people as you can? Christmas will be coming soon and some credit is due to our
service men and women for our being able to celebrate these
festivities. Let’s try in this small way to pay a tiny bit of what we owe. Make people
stop and think of our heroes, living and dead, who sacrificed themselves for us.

****** LCDR Jeff Giles, SC, USN
30th Naval Construction Regiment
OIC, Logistics Cell One
Al Taqqadum, Iraq ******[/size][/FONT][/FONT][/FONT]

Thank you Gerry, that is a very touching poem, and for your service. Merry Christmas!

Hey Gerry!

 Thanks for posting that awesome and touching poem. We really do owe a lot of thanks to the men and women who watch over us every day of the year. We should be praying for them around the clock..................By the way; how's business in Mississauga?

I just read this with hot tears running down my face.

As a Viet Nam Veteran I want to thank you for posting this poem!

I have just E-Mailed it to my sons and family.

May you and your family have a very Merry Christmas and… May God Bless ALL of our American and Canadian servicemen & women where ever they may be!

Hey guys… it is a great poem and toched me deeply. if only the general public understood this sacrifice by the men and women of both our nations armed forces.

Thought you would be interested. One of my mom’s cousins. Medal of Honor Recipient.

Rank and organization: Private First Class, U.S. Army, Company B, 5th Battalion (Airmobile), 7th Cavalry, 1st Cavalry Division. Place and date: Republic of Vietnam, 1 December 1966. Entered service at: Seattle, Wash. Born: 27 April 1946, Venice, Italy. G.O. No.: 12, 3 April 1968. Citation: For conspicuous gallantry and intrepidity in action at the risk of his life and beyond the call of duty. Pfc. Albanese’s platoon, while advancing through densely covered terrain to establish a blocking position, received intense automatic weapons fire from close range. As other members maneuvered to assault the enemy position, Pfc. Albanese was ordered to provide security for the left flank of the platoon. Suddenly, the left flank received fire from enemy located in a well-concealed ditch.
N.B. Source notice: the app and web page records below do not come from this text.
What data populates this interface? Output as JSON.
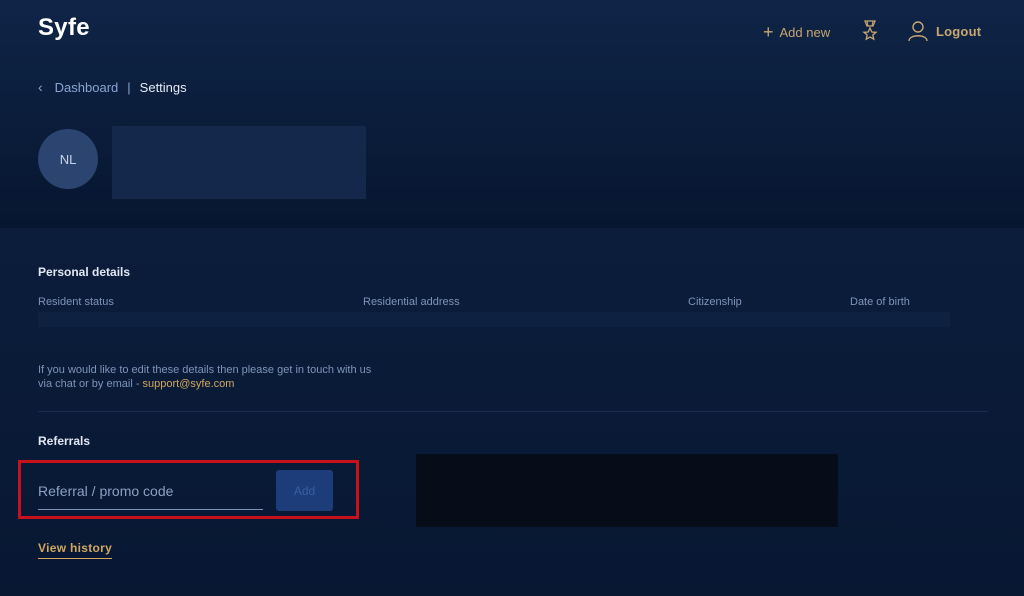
{
  "header": {
    "logo": "Syfe",
    "add_new_label": "Add new",
    "logout_label": "Logout"
  },
  "breadcrumb": {
    "parent": "Dashboard",
    "separator": "|",
    "current": "Settings"
  },
  "profile": {
    "initials": "NL"
  },
  "personal_details": {
    "title": "Personal details",
    "columns": [
      "Resident status",
      "Residential address",
      "Citizenship",
      "Date of birth"
    ],
    "note_line1": "If you would like to edit these details then please get in touch with us",
    "note_line2_prefix": "via chat or by email - ",
    "support_email": "support@syfe.com"
  },
  "referrals": {
    "title": "Referrals",
    "input_placeholder": "Referral / promo code",
    "input_value": "",
    "add_button_label": "Add",
    "view_history_label": "View history"
  },
  "colors": {
    "background": "#0a1a33",
    "accent_gold": "#c8a670",
    "highlight_red": "#c8111b",
    "button_blue": "#1c3d7a"
  },
  "icons": {
    "add": "plus-icon",
    "badge": "ribbon-badge-icon",
    "user": "user-icon",
    "back": "chevron-left-icon"
  }
}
Realizing the imminent danger to his comrades from this fire, Pfc. Albanese fixed his bayonet and moved aggressively into the ditch. His action silenced the sniper fire, enabling the platoon to resume movement toward the main enemy position. As the platoon continued to advance, the sound of heavy firing emanated from the left flank from a pitched battle that ensued in the ditch which Pfc. Albanese had entered. The ditch was actually a well-organized complex of enemy defenses designed to bring devastating flanking fire on the forces attacking the main position. Pfc. Albanese, disregarding the danger to himself, advanced 100 meters along the trench and killed 6 of the snipers, who were armed with automatic weapons. Having exhausted his ammunition, Pfc. Albanese was mortally wounded when he engaged and killed 2 more enemy soldiers in fierce hand-to-hand combat. His unparalleled actions saved the lives of many members of his platoon who otherwise would have fallen to the sniper fire from the ditch, and enabled his platoon to successfully advance against an enemy force of overwhelming numerical superiority. Pfc. Albanese’s extraordinary heroism and supreme dedication to his comrades were commensurate with the finest traditions of the military service and remain a tribute to himself, his unit, and the U.S. Army.
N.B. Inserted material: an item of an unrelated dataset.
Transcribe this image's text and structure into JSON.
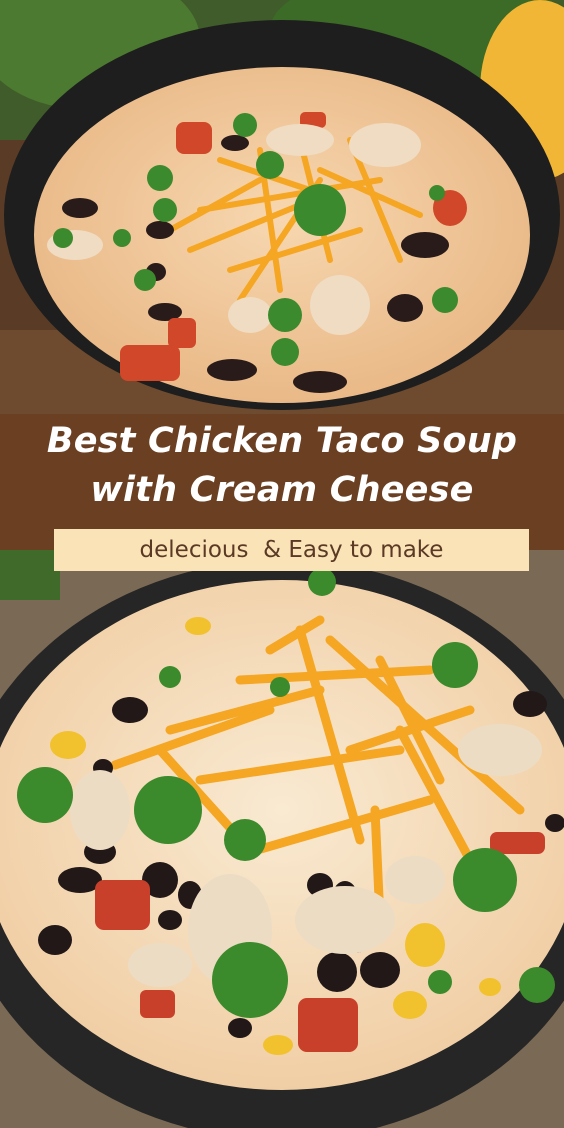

I want to thank you for this link. Many of us who live in “Freedom” do not realize that “Freedom” comes at a very high price.
I Pray for all of our Viet Nam veterans who paid the ultimate price!

If ever you have a chance please tell his parents hello and that even though I never met Lewis… I still pray for him and for all of my fellow Viet Nam veterans who made the ultimate sacrifice.

Here are some pictures of Lewis as his high school friend.


Here is a nice link with an actual picture of his gravesite.


Thank you for the above links. It was my turn to tear up.
This man was an inspiration all my life and because of him I joined the C.A.F. Canadian Airborne Regiment 3 Commando '82 to '88. I will pass your message to my mom who will hopefully relay it to the younger generation. If I recall right I think the parent’s have passed on.